Except that AIUI, GPUs don't iterate. They run them all at once...

kjj
Legendary
*
Offline Offline

Activity: 1302



View Profile
July 29, 2011, 06:51:30 AM
 #20

I don't think it will be much of a performance hit to make the mining client keep their counter in a non-native byte ordering.  If their native byte ordering is messed up, they will just have to use an 8 bit counter for the inner loop, and have a tiny bit of logic for incrementing and checking the rest when it overflows every 256 hashes.

Even if the conversion from network order to native order took as much work as a full (double) SHA256 hash, the performance it would be under 0.4%.  In practice, it will be MUCH less overhead.  On an Intel, it won't even take an extra register.

Just make sure that all of your range boundaries are multiples of 256.
Except that AIUI, GPUs don't iterate. They run them all at once...

No, they still iterate.  They just use larger increments.  Unless there is a chip out there with 4 billion ALUs that I don't know about.

p2pcoin: a USB/CD/PXE p2pool miner - 1N8ZXx2cuMzqBYSK72X4DAy1UdDbZQNPLf - todo
I routinely ignore posters with paid advertising in their sigs.  You should too.
Pages: [1] 2 »  All
  Print  
 
Jump to:  

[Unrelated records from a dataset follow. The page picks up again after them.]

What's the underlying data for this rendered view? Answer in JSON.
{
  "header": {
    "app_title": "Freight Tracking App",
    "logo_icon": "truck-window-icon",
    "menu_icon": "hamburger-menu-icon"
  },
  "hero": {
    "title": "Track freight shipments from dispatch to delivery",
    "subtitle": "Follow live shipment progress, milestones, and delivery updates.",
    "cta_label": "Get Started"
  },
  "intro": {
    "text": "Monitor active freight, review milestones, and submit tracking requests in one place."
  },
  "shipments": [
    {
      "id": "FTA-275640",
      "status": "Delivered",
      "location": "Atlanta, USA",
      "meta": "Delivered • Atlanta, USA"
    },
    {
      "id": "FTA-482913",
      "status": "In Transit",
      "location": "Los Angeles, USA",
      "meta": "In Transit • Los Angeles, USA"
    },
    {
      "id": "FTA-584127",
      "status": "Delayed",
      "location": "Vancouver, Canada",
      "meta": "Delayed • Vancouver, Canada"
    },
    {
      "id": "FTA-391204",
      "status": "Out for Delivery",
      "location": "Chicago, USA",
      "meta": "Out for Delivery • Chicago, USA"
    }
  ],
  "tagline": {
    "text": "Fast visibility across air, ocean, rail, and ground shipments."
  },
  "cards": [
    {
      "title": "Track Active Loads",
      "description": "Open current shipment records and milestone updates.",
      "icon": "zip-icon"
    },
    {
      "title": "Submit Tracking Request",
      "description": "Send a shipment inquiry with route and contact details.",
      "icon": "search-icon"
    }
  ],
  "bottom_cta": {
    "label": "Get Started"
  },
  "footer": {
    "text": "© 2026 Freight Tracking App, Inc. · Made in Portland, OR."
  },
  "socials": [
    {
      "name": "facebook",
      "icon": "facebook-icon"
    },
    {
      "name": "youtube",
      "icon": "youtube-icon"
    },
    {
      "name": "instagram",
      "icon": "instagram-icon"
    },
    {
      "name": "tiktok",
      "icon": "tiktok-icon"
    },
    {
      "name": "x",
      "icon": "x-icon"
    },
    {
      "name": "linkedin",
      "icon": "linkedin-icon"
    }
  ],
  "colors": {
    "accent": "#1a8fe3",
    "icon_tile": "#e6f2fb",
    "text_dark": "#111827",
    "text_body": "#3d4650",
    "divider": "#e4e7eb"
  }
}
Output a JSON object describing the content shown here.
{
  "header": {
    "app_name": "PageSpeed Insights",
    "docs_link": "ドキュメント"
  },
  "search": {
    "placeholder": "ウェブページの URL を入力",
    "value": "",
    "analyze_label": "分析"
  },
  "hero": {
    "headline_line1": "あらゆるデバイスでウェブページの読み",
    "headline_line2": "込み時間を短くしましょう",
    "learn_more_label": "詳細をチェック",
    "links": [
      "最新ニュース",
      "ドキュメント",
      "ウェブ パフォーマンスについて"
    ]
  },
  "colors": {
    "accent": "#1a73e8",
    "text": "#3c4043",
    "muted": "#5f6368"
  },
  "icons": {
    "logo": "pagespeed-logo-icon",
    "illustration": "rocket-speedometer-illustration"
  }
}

Sponsored by , a Bitcoin-accepting VPN.
Powered by MySQL Powered by PHP Powered by SMF 1.1.19 | SMF © 2006-2009, Simple Machines Valid XHTML 1.0! Valid CSS!